In the ancient eastern art of Suminagashi, ink dances on water.

"The Suminagashi artists of Japan, they really started doing this in the 12th Century,” explained Wendy Marble, lead instructor at PAC. “They created ways to manipulate the ink on the surface."

But all the techniques begin with water in a shallow container mixed with seaweed extract.

“That helps hold the ink on the top of the surface,” said Marble.

Marble first came across this art form in Turkey—and yes, I see how marbling ink with an artist named Marble is super cool.

The first technique involves moving the ink across the water with our breath.

We pick our ink colors and touch the tip of a small paint brush into the ink and then touch the top of the water.

The ink spreads across the surface, and very little sinks to the bottom of the container.

We use a straw and blow from different spots across the water, and the red ink rolls outward and circles around the blue and yellow ink.

It’s trippy.

Photo: Virginia Johnson, staff

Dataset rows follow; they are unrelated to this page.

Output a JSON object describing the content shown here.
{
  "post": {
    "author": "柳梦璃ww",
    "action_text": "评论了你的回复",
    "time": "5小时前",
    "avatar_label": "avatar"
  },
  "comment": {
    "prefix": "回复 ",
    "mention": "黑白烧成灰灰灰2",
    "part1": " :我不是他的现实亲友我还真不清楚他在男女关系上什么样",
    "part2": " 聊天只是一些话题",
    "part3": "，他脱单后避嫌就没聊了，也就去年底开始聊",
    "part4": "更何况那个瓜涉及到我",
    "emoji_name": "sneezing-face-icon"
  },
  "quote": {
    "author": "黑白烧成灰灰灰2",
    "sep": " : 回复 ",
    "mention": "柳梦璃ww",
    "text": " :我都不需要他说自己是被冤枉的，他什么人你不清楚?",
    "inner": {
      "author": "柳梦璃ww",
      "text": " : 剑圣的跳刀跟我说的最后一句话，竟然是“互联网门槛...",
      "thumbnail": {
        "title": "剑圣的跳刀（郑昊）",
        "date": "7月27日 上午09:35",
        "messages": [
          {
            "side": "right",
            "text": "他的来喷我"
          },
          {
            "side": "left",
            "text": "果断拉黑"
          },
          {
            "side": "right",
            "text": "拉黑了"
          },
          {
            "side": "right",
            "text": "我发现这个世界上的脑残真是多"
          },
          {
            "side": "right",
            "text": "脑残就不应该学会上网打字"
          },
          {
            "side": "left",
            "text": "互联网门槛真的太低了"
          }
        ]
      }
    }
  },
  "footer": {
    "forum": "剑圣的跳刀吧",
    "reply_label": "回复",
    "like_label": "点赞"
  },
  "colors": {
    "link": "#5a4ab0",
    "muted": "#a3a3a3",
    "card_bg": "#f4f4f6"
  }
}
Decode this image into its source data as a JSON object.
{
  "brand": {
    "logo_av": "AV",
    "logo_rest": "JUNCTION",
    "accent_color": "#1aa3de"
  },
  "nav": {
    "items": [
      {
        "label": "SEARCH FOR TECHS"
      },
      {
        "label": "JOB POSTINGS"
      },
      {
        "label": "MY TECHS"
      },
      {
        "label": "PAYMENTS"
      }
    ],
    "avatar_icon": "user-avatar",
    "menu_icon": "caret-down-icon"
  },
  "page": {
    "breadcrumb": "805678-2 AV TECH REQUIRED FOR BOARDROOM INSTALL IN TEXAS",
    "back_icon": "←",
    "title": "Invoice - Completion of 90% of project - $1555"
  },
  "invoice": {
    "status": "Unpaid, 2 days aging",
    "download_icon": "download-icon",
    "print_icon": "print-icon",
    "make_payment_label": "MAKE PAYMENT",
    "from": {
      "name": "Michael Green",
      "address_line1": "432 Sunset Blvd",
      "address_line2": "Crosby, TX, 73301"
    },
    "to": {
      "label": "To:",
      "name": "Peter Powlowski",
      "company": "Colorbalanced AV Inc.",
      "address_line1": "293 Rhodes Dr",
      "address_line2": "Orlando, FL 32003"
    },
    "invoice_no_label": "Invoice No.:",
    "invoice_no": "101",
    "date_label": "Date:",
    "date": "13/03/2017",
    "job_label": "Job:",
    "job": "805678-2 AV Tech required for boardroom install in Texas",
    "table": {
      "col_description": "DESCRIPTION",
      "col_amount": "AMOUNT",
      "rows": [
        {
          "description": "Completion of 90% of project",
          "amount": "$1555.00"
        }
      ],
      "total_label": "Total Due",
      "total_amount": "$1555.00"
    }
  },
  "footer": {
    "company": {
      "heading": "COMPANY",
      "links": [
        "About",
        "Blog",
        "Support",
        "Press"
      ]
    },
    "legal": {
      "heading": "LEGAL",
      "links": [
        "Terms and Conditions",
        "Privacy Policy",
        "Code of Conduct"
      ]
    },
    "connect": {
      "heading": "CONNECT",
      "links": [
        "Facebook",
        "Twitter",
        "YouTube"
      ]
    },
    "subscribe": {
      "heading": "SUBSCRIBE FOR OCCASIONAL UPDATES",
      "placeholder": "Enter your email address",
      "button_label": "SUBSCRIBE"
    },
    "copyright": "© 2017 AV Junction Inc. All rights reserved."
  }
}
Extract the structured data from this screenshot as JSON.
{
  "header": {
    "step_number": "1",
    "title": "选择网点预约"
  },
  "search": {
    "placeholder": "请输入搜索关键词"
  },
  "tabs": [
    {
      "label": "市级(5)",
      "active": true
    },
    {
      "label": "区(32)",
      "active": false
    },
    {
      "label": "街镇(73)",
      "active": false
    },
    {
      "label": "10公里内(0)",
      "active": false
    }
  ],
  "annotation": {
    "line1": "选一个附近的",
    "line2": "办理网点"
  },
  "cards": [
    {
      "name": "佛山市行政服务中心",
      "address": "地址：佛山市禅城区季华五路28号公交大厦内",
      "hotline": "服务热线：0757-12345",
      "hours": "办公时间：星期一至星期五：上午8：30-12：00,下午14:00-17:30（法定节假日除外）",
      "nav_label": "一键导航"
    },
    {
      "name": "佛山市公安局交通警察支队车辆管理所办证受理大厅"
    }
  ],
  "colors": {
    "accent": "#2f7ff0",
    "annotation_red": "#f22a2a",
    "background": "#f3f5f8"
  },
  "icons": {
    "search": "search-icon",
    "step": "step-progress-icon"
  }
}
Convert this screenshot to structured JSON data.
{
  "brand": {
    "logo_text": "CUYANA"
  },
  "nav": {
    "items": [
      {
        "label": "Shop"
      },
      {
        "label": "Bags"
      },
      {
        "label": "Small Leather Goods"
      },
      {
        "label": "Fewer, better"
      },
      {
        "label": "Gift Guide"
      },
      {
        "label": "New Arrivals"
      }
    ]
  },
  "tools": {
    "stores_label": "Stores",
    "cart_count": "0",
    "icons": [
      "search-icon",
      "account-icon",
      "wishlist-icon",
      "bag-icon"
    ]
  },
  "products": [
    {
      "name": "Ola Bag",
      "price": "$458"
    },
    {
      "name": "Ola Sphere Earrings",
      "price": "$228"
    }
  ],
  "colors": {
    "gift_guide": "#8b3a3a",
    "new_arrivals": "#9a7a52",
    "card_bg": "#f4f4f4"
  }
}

Then when we decide we are done, we get our rice paper ready.

We lay it on the water in one rolling movement, wait just a few seconds, and take it out.

"And the ink stays on the paper," said Marble, holding the dripping paper with a perfectly captured image.

It is, in essence, a monoprint

"It can’t be repeated--it’s unique," said Marble.

The next unique technique is dragging an implement through the water.

We use a pick style comb, pulling it through green, yellow and red ink and the strokes are captured on the paper.

Photo: Virginia Johnson, staff

The final technique uses surfactants.

"For example, a drop of turpentine or a drop of soapy water on the surface makes the dye [go] poof!” said Marble, moving her hands outward, mimicking the movement, “it wants to run away from that."

We use black ink, dip a toothpick tip in soapy water and touch it to the middle of the ink drop.

It spreads in a “poof” as Marble demonstrated earlier.

To make rings, we put another black ink drop in the middle and repeat the toothpick trick.

We finish the rings with a red middle.

"Isn't that fun?” asked Marble. "And it’s fun because each one’s different and you can’t make a mistake- Love that part!"

The Palmetto Art Center is offering you a chance to continue this centuries-old tradition on Saturday, Feb. 10. For more information, visit

Photo: Virginia Johnson, staff